February was a "what goes around comes around" month. President Obama saw a steady rise in his approval ratings through mid-February, due in large part to the improving economy and the viciousness of the GOP primaries. For the last 10 days, though, he's come back to earth a bit. The latest RealClearPolitics Index of his job approval is here. His approval rose from 46.6% to 48.1% and his disapproval numbers also rose slightly from 47.6% to 48%. There seem to be two outliers in the Index: The Rasmussen Daily Tracking, which at one time had Obama +4, now has him at -9, and the Politico/GWU Battleground, which has him +8. Take those two out and smooth the remaining numbers and you have a net plus for the president since February 6.
I suppose you could read the numbers two ways. In one interpretation, he is steadily climbing as he campaigns and runs ads, while in the other he's in trouble because after 3 years, he still can't claim a majority of the voters as approving of his performance. Allan Lichtman was sure about Obama's reelection as far back as two years ago. We'll see if he turns out to be right.
My assumption is that Mitt Romney is going to be the Republican nominee, because he's really their only hope. With that in mind, here are the latest numbers in that match-up showing Obama with an overall 49.1%-44.4% lead. This is an improvement over February when his lead was 2%.
The only change in the Electoral College map is that Wisconsin has been moved into Obama's column because of his +10 lead in the latest PPP poll, giving him a lead in states that add up to 227 electoral votes with the Republican at 181. Electionprojection.com has Obama winning 285 electoral votes this year according to their model. We'll follow them throughout the campaign.

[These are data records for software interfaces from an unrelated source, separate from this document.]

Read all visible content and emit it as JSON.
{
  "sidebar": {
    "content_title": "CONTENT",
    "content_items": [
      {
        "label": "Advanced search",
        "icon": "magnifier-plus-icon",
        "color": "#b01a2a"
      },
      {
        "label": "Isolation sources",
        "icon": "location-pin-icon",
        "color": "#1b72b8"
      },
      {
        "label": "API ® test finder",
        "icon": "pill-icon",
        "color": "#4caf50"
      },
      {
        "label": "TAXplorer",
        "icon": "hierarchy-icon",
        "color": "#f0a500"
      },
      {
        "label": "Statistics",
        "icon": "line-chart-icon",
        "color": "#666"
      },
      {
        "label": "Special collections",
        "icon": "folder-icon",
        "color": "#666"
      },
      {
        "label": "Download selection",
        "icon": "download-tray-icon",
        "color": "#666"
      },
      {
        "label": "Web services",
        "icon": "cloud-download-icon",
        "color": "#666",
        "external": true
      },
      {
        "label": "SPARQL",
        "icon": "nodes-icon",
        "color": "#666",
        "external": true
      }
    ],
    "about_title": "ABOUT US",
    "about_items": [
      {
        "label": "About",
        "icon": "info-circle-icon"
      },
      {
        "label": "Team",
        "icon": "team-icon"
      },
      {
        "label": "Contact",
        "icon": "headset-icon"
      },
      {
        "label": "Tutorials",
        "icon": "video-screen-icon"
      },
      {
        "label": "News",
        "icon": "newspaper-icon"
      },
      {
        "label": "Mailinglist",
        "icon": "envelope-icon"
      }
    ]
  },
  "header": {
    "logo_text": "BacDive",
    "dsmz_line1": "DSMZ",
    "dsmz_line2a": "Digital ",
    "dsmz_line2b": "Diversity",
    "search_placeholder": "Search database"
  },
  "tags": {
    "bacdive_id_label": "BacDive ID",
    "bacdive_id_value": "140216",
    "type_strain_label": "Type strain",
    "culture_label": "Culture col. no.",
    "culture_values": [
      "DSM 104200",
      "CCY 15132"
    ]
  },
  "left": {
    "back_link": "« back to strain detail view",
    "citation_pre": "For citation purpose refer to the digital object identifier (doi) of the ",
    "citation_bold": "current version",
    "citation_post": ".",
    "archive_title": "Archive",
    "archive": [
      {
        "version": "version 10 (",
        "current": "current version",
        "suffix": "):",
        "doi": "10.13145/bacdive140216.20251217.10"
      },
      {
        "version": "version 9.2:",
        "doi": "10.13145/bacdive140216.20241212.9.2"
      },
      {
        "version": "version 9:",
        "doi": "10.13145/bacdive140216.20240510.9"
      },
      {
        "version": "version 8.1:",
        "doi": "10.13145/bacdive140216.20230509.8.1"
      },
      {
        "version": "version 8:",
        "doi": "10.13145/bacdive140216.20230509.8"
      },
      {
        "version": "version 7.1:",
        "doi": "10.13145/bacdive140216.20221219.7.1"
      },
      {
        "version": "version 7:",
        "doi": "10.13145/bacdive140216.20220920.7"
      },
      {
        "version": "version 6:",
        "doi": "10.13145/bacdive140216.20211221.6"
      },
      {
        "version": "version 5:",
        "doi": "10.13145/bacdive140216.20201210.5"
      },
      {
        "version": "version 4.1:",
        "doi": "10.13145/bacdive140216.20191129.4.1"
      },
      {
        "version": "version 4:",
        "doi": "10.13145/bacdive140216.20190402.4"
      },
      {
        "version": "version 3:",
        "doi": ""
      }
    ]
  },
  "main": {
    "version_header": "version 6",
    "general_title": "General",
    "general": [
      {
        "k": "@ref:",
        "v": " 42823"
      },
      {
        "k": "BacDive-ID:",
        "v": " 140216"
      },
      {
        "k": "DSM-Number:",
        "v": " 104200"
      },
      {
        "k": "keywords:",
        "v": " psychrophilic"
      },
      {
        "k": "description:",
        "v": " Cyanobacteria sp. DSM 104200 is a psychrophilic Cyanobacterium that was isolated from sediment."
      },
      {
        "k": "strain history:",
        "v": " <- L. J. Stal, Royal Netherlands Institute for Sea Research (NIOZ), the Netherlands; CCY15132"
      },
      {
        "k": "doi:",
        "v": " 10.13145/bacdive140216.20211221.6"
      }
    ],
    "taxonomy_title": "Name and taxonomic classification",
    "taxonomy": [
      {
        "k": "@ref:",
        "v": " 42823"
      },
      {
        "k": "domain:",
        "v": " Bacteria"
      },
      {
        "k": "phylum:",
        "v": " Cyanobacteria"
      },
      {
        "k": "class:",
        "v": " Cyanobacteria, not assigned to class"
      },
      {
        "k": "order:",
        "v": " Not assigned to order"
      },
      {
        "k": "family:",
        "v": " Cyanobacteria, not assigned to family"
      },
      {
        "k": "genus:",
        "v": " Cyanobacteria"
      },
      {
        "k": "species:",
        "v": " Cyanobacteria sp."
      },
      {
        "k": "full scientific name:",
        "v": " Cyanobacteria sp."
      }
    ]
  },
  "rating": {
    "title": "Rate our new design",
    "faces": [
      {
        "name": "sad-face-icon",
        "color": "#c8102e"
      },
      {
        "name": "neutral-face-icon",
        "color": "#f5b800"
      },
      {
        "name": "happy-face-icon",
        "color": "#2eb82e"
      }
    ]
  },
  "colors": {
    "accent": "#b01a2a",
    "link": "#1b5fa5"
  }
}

The latest NBC News/Marist poll has Obama beating Romney in both Virginia (+17) and Ohio (+12). If these numbers hold, there are very few scenarios for a Romney victory. If Obama wins Ohio, the assumption is that he'll win Pennsylvania. Even if Romney wins Florida and North Carolina, that's not enough. At this point, I would say that NBC's numbers are a bit optimistic for the Obama campaign. Stay tuned.
Republicans now lead the Generic Congressional Ballot by. 0.2%, but that was before Olympia Snowe announced her retirement from the Senate. The Congressional numbers will fluctuate throughout the spring. When we get definite candidates for each race, it should come into sharper focus.
No matter how you slice it, this was a terrible week for the Republican candidates, the party and its message. The fallout from Michigan showed that Mitt Romney's popularity took a hit. From the article:
The latest ABC/Washington Post Poll gives him a favorability of 33% and an unfavorability of 46%; a recent Politico poll puts his unfavorability above 50%.
Then of course there was the distraction of Rush Limbaugh's remarks about Sandra Fluke, the ongoing debate about the contraception issue, which lost a Senate vote, Olympia Snowe's retirement announcement, and the advancement of marriage equality bills in Maryland and Washington. This allowed President Obama to take the high road and appear presidential, which is the last thing the Republicans looked like.
So let's get to the skinny.
It's all come down to the delegate count now as Mitt tries to push his way to the magic number of 1,145. He'll pick up a bundle on Tuesday and will separate himself from the field. I have a suspicion that if he does very well (defined below), GOP operatives will ask Santorum and Gingrich to step aside for the good of the party. Since neither one knows what that is, they might stay in the race.
Here's a link to the states holding elections and the delegates at stake. Here's my take on what will happen:
Gingrich wins Georgia. No surprise, doesn't matter. Extra good day if he also wins Oklahoma and/or Tennessee.
Paul wins Alaska and Idaho.
Santorum wins Oklahoma and Tennessee (barely). If he doesn't, goodbye.
Romney wins Virginia (the other two aren't on the ballot, and neither is Rick Perry), Massachusetts, and Vermont. If he can pick off any of Alaska, Idaho or North Dakota, a good night. Tennessee or Oklahoma, a great night. Ohio, a super night. All of the above, lights out.
Which brings us to Ohio. This is the key to today. If Santorum wins, he can damage Romney even more and claim that, since he'll win Pennsylvania, he should be the nominee (he won't be). A Romney win ends the game.
Romney wins it sooner rather than later. GOP elites breathe easier. You can follow me at:
www.facebook.com/WhereDemocracyLives and Twitter @rigrundfest